▸ Exercise directions: Go through the data below and copy each line where the word "legend" occurs.

Interface dataset entries:
<<<<

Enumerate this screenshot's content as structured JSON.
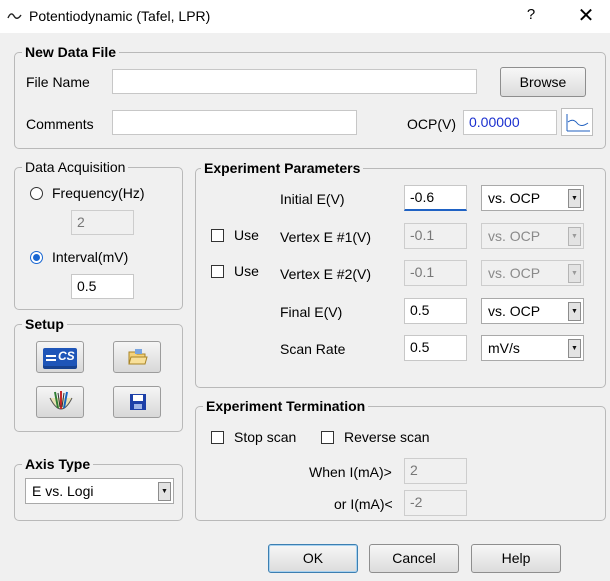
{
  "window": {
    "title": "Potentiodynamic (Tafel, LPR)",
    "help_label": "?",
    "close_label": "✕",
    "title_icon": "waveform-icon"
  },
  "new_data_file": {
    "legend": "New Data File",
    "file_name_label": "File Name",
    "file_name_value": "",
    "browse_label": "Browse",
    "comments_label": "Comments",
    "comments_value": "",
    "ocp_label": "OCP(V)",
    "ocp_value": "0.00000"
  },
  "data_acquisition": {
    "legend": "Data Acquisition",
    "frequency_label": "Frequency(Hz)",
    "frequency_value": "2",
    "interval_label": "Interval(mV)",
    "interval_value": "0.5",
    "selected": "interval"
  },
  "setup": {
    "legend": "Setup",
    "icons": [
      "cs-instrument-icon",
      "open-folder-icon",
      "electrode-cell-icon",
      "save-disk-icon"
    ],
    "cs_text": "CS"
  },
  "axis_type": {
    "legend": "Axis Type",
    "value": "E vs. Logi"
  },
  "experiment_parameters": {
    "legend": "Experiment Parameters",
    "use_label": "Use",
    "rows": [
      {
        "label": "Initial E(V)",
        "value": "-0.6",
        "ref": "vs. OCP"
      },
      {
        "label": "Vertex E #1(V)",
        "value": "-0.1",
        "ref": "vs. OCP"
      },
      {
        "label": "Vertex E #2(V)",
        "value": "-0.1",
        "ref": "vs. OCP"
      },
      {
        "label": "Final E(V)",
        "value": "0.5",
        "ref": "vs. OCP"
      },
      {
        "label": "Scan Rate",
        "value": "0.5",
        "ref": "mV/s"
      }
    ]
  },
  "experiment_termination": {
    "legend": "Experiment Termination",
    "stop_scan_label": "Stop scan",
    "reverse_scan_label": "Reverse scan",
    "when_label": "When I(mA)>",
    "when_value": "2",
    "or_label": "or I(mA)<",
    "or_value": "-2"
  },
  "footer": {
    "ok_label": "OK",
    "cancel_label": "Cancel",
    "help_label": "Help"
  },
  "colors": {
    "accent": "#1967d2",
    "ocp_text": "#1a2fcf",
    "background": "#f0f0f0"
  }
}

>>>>
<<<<

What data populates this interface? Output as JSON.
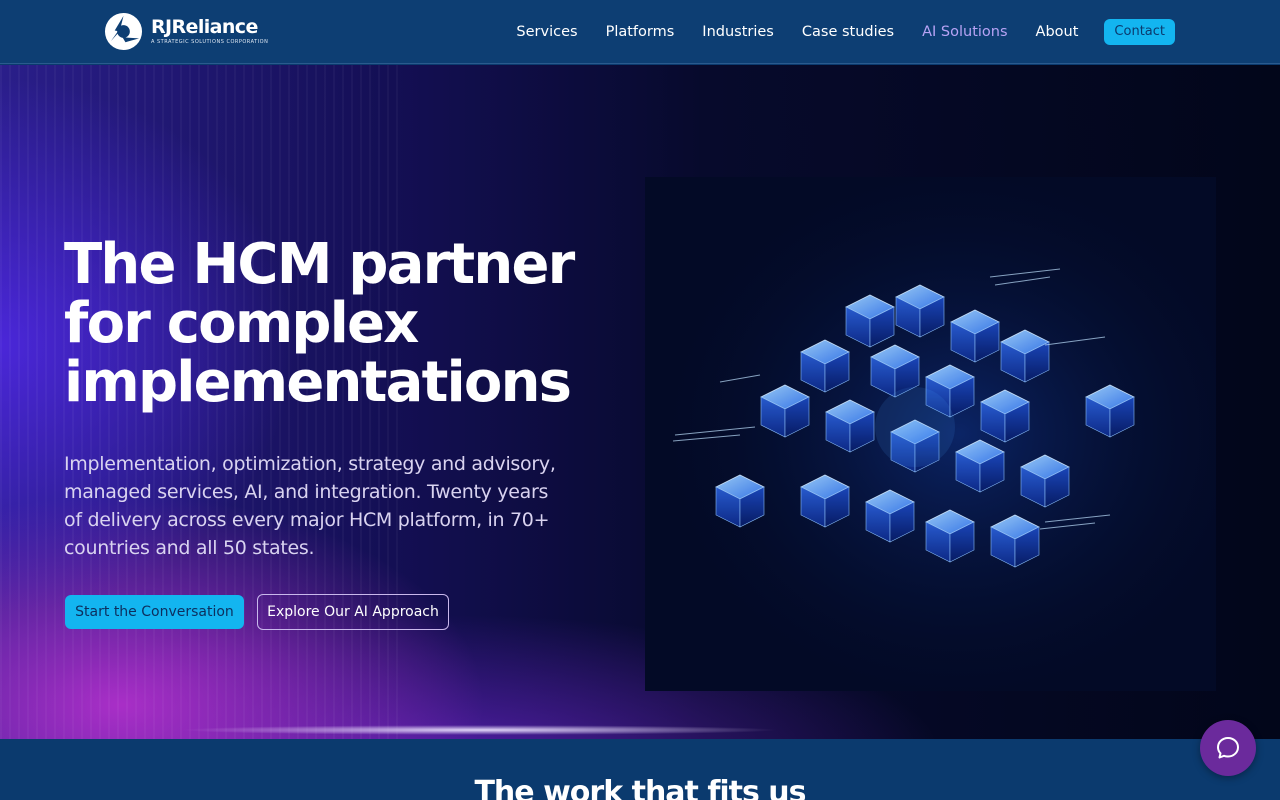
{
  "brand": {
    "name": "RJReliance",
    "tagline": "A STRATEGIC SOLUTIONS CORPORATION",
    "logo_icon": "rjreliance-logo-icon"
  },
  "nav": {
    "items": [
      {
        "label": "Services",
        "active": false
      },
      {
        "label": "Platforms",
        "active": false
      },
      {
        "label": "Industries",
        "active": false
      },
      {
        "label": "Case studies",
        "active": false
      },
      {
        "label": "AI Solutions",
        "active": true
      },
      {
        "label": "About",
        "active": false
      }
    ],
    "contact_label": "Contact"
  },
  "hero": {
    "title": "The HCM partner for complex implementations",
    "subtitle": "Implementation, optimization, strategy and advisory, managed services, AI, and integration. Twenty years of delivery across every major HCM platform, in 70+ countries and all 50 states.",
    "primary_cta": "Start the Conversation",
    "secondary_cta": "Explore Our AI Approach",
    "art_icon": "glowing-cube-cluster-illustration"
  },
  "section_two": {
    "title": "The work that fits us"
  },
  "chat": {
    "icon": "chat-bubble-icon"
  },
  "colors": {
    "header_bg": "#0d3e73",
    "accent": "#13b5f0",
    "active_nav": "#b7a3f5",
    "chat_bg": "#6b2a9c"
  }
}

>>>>

▸ Task result:
    "legend": "New Data File",
    "legend": "Data Acquisition",
    "legend": "Setup",
    "legend": "Axis Type",
    "legend": "Experiment Parameters",
    "legend": "Experiment Termination",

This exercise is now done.